TV ads ruffle finer sensibilities
There must be a reason for my intense aversion to television commercials.
Let me enumerate some of the factors that contribute to that dislike.
First off there are the untimely interruptions that derail the flow in dramatic presentations.
Next, it rambles my innards to listen to advertisements designed (?) to promote certain products, with obscure ramblings that bear little or no relationship to the items involved.
The you have all these intimate, and revealing ads that involve women n their wanton, enticing (?) semi-nudity, their feminine hygienic procedures, and infinitisms.
The blurbs that repeatedly tell all about programs that are scheduled for later dates also are irritating and offensive.
At one time while hospitalized, I ran out of things to do, an, to fill that void decided to count the number of minutes consumed by ads in hour-long programs. The resultant count was precisely 31 minutes worth of commercials vs. 29 minutes of programming. Ain't that a shame!
Now, to get back into the scolding mode, let's verbalize about program or channel titles, such as Son of the Beach, which we find to be a particularly offensive usage.
Another suggestive phrase is applied to a computer company: &uot;It's easy as Dell.&uot;

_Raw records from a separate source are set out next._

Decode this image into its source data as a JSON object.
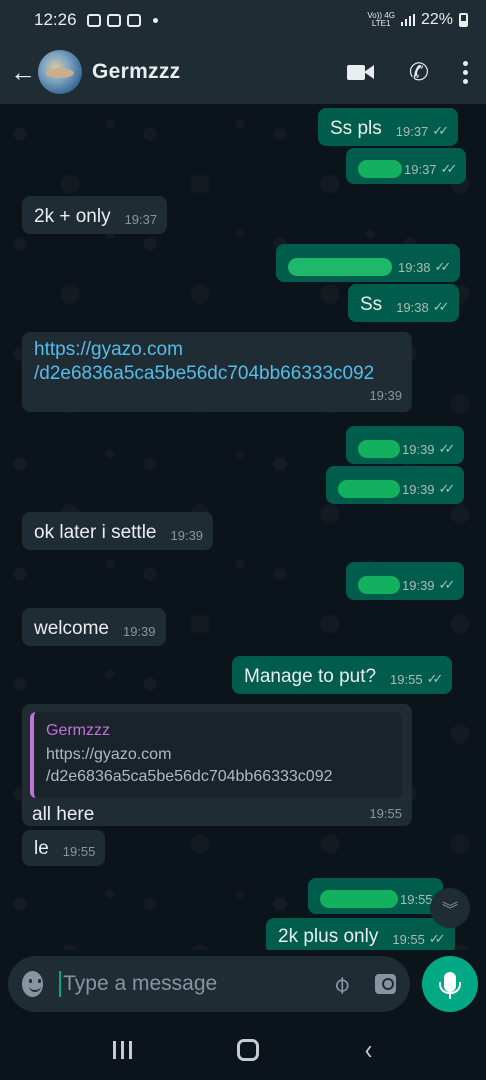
{
  "status_bar": {
    "time": "12:26",
    "network_top": "Vo)) 4G",
    "network_bottom": "LTE1",
    "battery": "22%"
  },
  "header": {
    "back_label": "←",
    "contact_name": "Germzzz"
  },
  "messages": [
    {
      "id": "m1",
      "text": "Ss pls",
      "time": "19:37",
      "dir": "out"
    },
    {
      "id": "m2",
      "text": "",
      "time": "19:37",
      "dir": "out",
      "redacted": true
    },
    {
      "id": "m3",
      "text": "2k + only",
      "time": "19:37",
      "dir": "in"
    },
    {
      "id": "m4",
      "text": "",
      "time": "19:38",
      "dir": "out",
      "redacted": true
    },
    {
      "id": "m5",
      "text": "Ss",
      "time": "19:38",
      "dir": "out"
    },
    {
      "id": "m6",
      "line1": "https://gyazo.com",
      "line2": "/d2e6836a5ca5be56dc704bb66333c092",
      "time": "19:39",
      "dir": "in"
    },
    {
      "id": "m7",
      "text": "",
      "time": "19:39",
      "dir": "out",
      "redacted": true
    },
    {
      "id": "m8",
      "text": "",
      "time": "19:39",
      "dir": "out",
      "redacted": true
    },
    {
      "id": "m9",
      "text": "ok later i settle",
      "time": "19:39",
      "dir": "in"
    },
    {
      "id": "m10",
      "text": "",
      "time": "19:39",
      "dir": "out",
      "redacted": true
    },
    {
      "id": "m11",
      "text": "welcome",
      "time": "19:39",
      "dir": "in"
    },
    {
      "id": "m12",
      "text": "Manage to put?",
      "time": "19:55",
      "dir": "out"
    },
    {
      "id": "m13",
      "quote_name": "Germzzz",
      "quote_line1": "https://gyazo.com",
      "quote_line2": "/d2e6836a5ca5be56dc704bb66333c092",
      "text": "all here",
      "time": "19:55",
      "dir": "in"
    },
    {
      "id": "m14",
      "text": "le",
      "time": "19:55",
      "dir": "in"
    },
    {
      "id": "m15",
      "text": "",
      "time": "19:55",
      "dir": "out",
      "redacted": true
    },
    {
      "id": "m16",
      "text": "2k plus only",
      "time": "19:55",
      "dir": "out"
    }
  ],
  "composer": {
    "placeholder": "Type a message"
  },
  "icons": {
    "back": "arrow-left-icon",
    "video": "video-call-icon",
    "call": "phone-icon",
    "menu": "more-vert-icon",
    "emoji": "emoji-icon",
    "attach": "paperclip-icon",
    "camera": "camera-icon",
    "mic": "mic-icon",
    "scroll": "chevron-double-down-icon"
  },
  "colors": {
    "outgoing_bubble": "#005c4b",
    "incoming_bubble": "#202c33",
    "accent": "#00a884",
    "link": "#53bdeb",
    "quote_name": "#c074d9"
  }
}
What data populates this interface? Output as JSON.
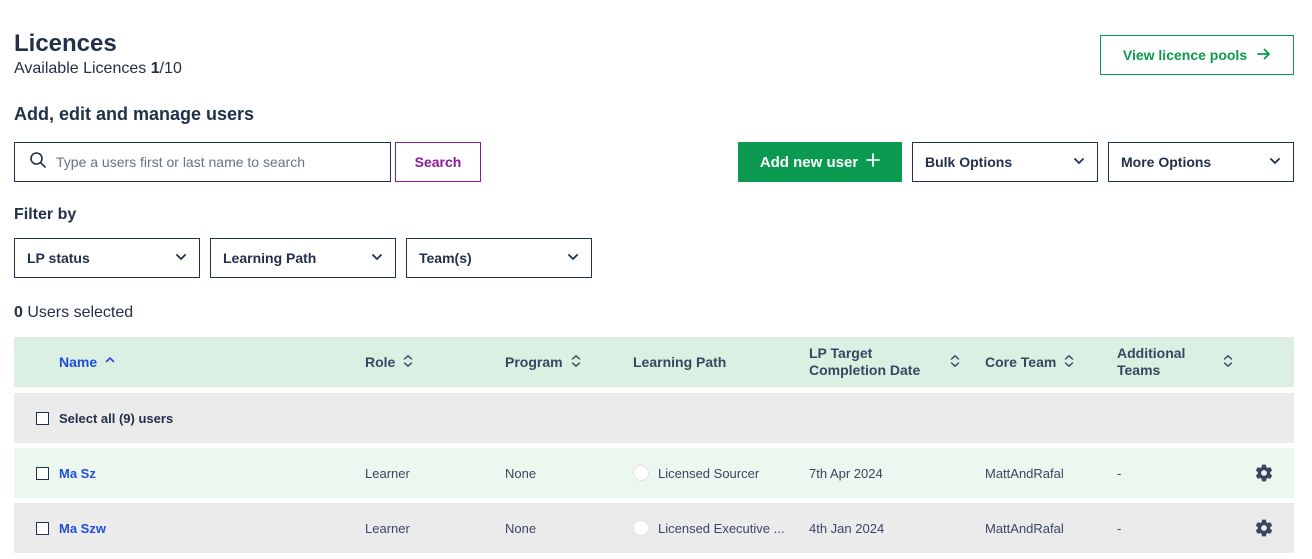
{
  "header": {
    "title": "Licences",
    "available_label": "Available Licences",
    "available_used": "1",
    "available_total": "/10",
    "view_pools_label": "View licence pools"
  },
  "subtitle": "Add, edit and manage users",
  "search": {
    "placeholder": "Type a users first or last name to search",
    "button_label": "Search"
  },
  "actions": {
    "add_user_label": "Add new user",
    "bulk_options_label": "Bulk Options",
    "more_options_label": "More Options"
  },
  "filters": {
    "label": "Filter by",
    "items": [
      {
        "label": "LP status"
      },
      {
        "label": "Learning Path"
      },
      {
        "label": "Team(s)"
      }
    ]
  },
  "selection": {
    "count": "0",
    "label": " Users selected",
    "select_all_label": "Select all (9) users"
  },
  "table": {
    "columns": [
      {
        "label": "Name",
        "sort": "asc"
      },
      {
        "label": "Role",
        "sort": "both"
      },
      {
        "label": "Program",
        "sort": "both"
      },
      {
        "label": "Learning Path",
        "sort": "none"
      },
      {
        "label": "LP Target Completion Date",
        "line1": "LP Target",
        "line2": "Completion Date",
        "sort": "both"
      },
      {
        "label": "Core Team",
        "sort": "both"
      },
      {
        "label": "Additional Teams",
        "line1": "Additional",
        "line2": "Teams",
        "sort": "both"
      }
    ],
    "rows": [
      {
        "name": "Ma Sz",
        "role": "Learner",
        "program": "None",
        "learning_path": "Licensed Sourcer",
        "target_date": "7th Apr 2024",
        "core_team": "MattAndRafal",
        "additional_teams": "-"
      },
      {
        "name": "Ma Szw",
        "role": "Learner",
        "program": "None",
        "learning_path": "Licensed Executive ...",
        "target_date": "4th Jan 2024",
        "core_team": "MattAndRafal",
        "additional_teams": "-"
      }
    ]
  },
  "colors": {
    "accent_green": "#0a9a50",
    "search_purple": "#8a1a9b",
    "link_blue": "#1f4fd6",
    "header_row_bg": "#dcefe3",
    "row_alt_bg": "#ebebeb",
    "row_first_bg": "#ecf7f0"
  },
  "icons": {
    "search": "search-icon",
    "arrow": "arrow-right-icon",
    "plus": "plus-icon",
    "chevron": "chevron-down-icon",
    "sort": "sort-icon",
    "settings": "gear-icon"
  }
}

For some reason the most reprehensible TV (channel 33) slogan is &uot;The Best Damn Sports Program Period.&uot;
Not only does the program title offend, but it points up succinctly the trend toward which this planet is leaning.
We have come to a place where tradition is crumbling and moralistic values are a thing of the past.
Some television programming insults the finer sensibilities.
As Bobby Burns may have said of today's TV trends: &uot;Wad some pow'r the giftie gie us to somehow update our mute buttons to automatically blank out all commercial offerings.&uot;